Dataset entries:
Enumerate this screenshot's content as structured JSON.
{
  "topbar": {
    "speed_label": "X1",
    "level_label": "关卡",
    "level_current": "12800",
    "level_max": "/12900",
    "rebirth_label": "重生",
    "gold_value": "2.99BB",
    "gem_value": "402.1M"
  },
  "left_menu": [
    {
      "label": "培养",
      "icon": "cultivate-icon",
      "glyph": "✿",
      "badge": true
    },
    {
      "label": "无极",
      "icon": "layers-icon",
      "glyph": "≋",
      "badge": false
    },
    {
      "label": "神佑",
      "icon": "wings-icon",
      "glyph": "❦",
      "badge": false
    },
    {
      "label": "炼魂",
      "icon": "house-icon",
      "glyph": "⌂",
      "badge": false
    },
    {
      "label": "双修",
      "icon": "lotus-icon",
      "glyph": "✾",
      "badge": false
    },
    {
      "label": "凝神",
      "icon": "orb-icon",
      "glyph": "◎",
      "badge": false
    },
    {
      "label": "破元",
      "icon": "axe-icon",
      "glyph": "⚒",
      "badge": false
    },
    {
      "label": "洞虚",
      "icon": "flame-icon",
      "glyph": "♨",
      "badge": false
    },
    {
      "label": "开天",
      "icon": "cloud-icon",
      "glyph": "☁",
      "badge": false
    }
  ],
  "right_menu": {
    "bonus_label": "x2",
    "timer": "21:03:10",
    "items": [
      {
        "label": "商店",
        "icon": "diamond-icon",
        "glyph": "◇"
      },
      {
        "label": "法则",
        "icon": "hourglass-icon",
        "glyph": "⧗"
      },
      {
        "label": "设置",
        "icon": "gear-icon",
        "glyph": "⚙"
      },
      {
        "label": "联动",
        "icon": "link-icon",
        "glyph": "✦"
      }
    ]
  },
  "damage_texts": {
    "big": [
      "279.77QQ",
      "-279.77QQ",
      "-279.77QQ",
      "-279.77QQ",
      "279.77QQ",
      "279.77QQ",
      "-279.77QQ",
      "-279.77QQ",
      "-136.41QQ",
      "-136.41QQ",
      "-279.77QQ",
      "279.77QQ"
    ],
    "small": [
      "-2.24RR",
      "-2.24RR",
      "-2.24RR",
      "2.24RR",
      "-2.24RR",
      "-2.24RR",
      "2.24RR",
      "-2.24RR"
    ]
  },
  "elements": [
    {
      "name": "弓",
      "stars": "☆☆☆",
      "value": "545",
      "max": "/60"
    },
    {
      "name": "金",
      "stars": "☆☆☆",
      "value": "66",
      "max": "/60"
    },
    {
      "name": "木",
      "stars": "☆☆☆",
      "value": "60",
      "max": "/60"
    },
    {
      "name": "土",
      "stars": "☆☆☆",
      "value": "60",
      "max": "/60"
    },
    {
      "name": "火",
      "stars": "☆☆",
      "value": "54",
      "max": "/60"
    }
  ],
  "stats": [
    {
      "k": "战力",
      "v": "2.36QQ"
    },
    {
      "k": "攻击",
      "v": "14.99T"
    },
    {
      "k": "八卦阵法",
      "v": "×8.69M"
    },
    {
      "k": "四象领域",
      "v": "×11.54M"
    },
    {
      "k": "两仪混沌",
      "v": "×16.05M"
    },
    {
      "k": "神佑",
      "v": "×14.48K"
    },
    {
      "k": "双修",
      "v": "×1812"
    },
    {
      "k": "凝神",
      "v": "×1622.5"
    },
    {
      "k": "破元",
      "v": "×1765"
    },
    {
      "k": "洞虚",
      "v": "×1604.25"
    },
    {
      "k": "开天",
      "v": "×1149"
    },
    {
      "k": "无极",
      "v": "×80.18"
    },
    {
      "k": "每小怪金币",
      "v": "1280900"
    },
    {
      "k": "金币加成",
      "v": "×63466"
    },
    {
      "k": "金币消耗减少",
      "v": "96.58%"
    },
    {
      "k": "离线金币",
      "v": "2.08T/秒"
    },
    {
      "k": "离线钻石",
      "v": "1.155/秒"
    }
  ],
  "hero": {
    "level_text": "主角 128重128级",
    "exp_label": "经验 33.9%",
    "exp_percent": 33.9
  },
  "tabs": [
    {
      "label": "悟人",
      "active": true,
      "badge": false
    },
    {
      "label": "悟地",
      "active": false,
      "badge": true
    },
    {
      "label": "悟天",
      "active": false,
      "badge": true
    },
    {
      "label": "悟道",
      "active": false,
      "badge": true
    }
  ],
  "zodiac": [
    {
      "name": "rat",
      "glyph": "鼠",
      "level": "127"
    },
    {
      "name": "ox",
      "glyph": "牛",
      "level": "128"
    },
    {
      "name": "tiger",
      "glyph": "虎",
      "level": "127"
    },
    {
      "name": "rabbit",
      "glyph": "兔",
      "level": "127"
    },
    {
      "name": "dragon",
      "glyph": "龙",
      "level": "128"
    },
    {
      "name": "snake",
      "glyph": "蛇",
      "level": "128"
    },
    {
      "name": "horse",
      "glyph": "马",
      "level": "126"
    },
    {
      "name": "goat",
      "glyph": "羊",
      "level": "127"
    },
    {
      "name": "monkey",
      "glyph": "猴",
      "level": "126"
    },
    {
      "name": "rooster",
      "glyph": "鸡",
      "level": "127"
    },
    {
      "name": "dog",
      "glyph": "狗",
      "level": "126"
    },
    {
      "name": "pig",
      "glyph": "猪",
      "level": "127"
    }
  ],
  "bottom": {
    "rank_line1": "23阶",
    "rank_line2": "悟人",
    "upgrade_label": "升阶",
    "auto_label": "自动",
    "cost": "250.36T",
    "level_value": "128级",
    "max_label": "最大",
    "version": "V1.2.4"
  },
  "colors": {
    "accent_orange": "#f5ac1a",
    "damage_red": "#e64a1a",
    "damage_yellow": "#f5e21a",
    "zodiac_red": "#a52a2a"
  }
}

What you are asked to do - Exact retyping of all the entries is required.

Exercise answer -
Enumerate this screenshot's content as structured JSON.
{
  "topbar": {
    "speed_label": "X1",
    "level_label": "关卡",
    "level_current": "12800",
    "level_max": "/12900",
    "rebirth_label": "重生",
    "gold_value": "2.99BB",
    "gem_value": "402.1M"
  },
  "left_menu": [
    {
      "label": "培养",
      "icon": "cultivate-icon",
      "glyph": "✿",
      "badge": true
    },
    {
      "label": "无极",
      "icon": "layers-icon",
      "glyph": "≋",
      "badge": false
    },
    {
      "label": "神佑",
      "icon": "wings-icon",
      "glyph": "❦",
      "badge": false
    },
    {
      "label": "炼魂",
      "icon": "house-icon",
      "glyph": "⌂",
      "badge": false
    },
    {
      "label": "双修",
      "icon": "lotus-icon",
      "glyph": "✾",
      "badge": false
    },
    {
      "label": "凝神",
      "icon": "orb-icon",
      "glyph": "◎",
      "badge": false
    },
    {
      "label": "破元",
      "icon": "axe-icon",
      "glyph": "⚒",
      "badge": false
    },
    {
      "label": "洞虚",
      "icon": "flame-icon",
      "glyph": "♨",
      "badge": false
    },
    {
      "label": "开天",
      "icon": "cloud-icon",
      "glyph": "☁",
      "badge": false
    }
  ],
  "right_menu": {
    "bonus_label": "x2",
    "timer": "21:03:10",
    "items": [
      {
        "label": "商店",
        "icon": "diamond-icon",
        "glyph": "◇"
      },
      {
        "label": "法则",
        "icon": "hourglass-icon",
        "glyph": "⧗"
      },
      {
        "label": "设置",
        "icon": "gear-icon",
        "glyph": "⚙"
      },
      {
        "label": "联动",
        "icon": "link-icon",
        "glyph": "✦"
      }
    ]
  },
  "damage_texts": {
    "big": [
      "279.77QQ",
      "-279.77QQ",
      "-279.77QQ",
      "-279.77QQ",
      "279.77QQ",
      "279.77QQ",
      "-279.77QQ",
      "-279.77QQ",
      "-136.41QQ",
      "-136.41QQ",
      "-279.77QQ",
      "279.77QQ"
    ],
    "small": [
      "-2.24RR",
      "-2.24RR",
      "-2.24RR",
      "2.24RR",
      "-2.24RR",
      "-2.24RR",
      "2.24RR",
      "-2.24RR"
    ]
  },
  "elements": [
    {
      "name": "弓",
      "stars": "☆☆☆",
      "value": "545",
      "max": "/60"
    },
    {
      "name": "金",
      "stars": "☆☆☆",
      "value": "66",
      "max": "/60"
    },
    {
      "name": "木",
      "stars": "☆☆☆",
      "value": "60",
      "max": "/60"
    },
    {
      "name": "土",
      "stars": "☆☆☆",
      "value": "60",
      "max": "/60"
    },
    {
      "name": "火",
      "stars": "☆☆",
      "value": "54",
      "max": "/60"
    }
  ],
  "stats": [
    {
      "k": "战力",
      "v": "2.36QQ"
    },
    {
      "k": "攻击",
      "v": "14.99T"
    },
    {
      "k": "八卦阵法",
      "v": "×8.69M"
    },
    {
      "k": "四象领域",
      "v": "×11.54M"
    },
    {
      "k": "两仪混沌",
      "v": "×16.05M"
    },
    {
      "k": "神佑",
      "v": "×14.48K"
    },
    {
      "k": "双修",
      "v": "×1812"
    },
    {
      "k": "凝神",
      "v": "×1622.5"
    },
    {
      "k": "破元",
      "v": "×1765"
    },
    {
      "k": "洞虚",
      "v": "×1604.25"
    },
    {
      "k": "开天",
      "v": "×1149"
    },
    {
      "k": "无极",
      "v": "×80.18"
    },
    {
      "k": "每小怪金币",
      "v": "1280900"
    },
    {
      "k": "金币加成",
      "v": "×63466"
    },
    {
      "k": "金币消耗减少",
      "v": "96.58%"
    },
    {
      "k": "离线金币",
      "v": "2.08T/秒"
    },
    {
      "k": "离线钻石",
      "v": "1.155/秒"
    }
  ],
  "hero": {
    "level_text": "主角 128重128级",
    "exp_label": "经验 33.9%",
    "exp_percent": 33.9
  },
  "tabs": [
    {
      "label": "悟人",
      "active": true,
      "badge": false
    },
    {
      "label": "悟地",
      "active": false,
      "badge": true
    },
    {
      "label": "悟天",
      "active": false,
      "badge": true
    },
    {
      "label": "悟道",
      "active": false,
      "badge": true
    }
  ],
  "zodiac": [
    {
      "name": "rat",
      "glyph": "鼠",
      "level": "127"
    },
    {
      "name": "ox",
      "glyph": "牛",
      "level": "128"
    },
    {
      "name": "tiger",
      "glyph": "虎",
      "level": "127"
    },
    {
      "name": "rabbit",
      "glyph": "兔",
      "level": "127"
    },
    {
      "name": "dragon",
      "glyph": "龙",
      "level": "128"
    },
    {
      "name": "snake",
      "glyph": "蛇",
      "level": "128"
    },
    {
      "name": "horse",
      "glyph": "马",
      "level": "126"
    },
    {
      "name": "goat",
      "glyph": "羊",
      "level": "127"
    },
    {
      "name": "monkey",
      "glyph": "猴",
      "level": "126"
    },
    {
      "name": "rooster",
      "glyph": "鸡",
      "level": "127"
    },
    {
      "name": "dog",
      "glyph": "狗",
      "level": "126"
    },
    {
      "name": "pig",
      "glyph": "猪",
      "level": "127"
    }
  ],
  "bottom": {
    "rank_line1": "23阶",
    "rank_line2": "悟人",
    "upgrade_label": "升阶",
    "auto_label": "自动",
    "cost": "250.36T",
    "level_value": "128级",
    "max_label": "最大",
    "version": "V1.2.4"
  },
  "colors": {
    "accent_orange": "#f5ac1a",
    "damage_red": "#e64a1a",
    "damage_yellow": "#f5e21a",
    "zodiac_red": "#a52a2a"
  }
}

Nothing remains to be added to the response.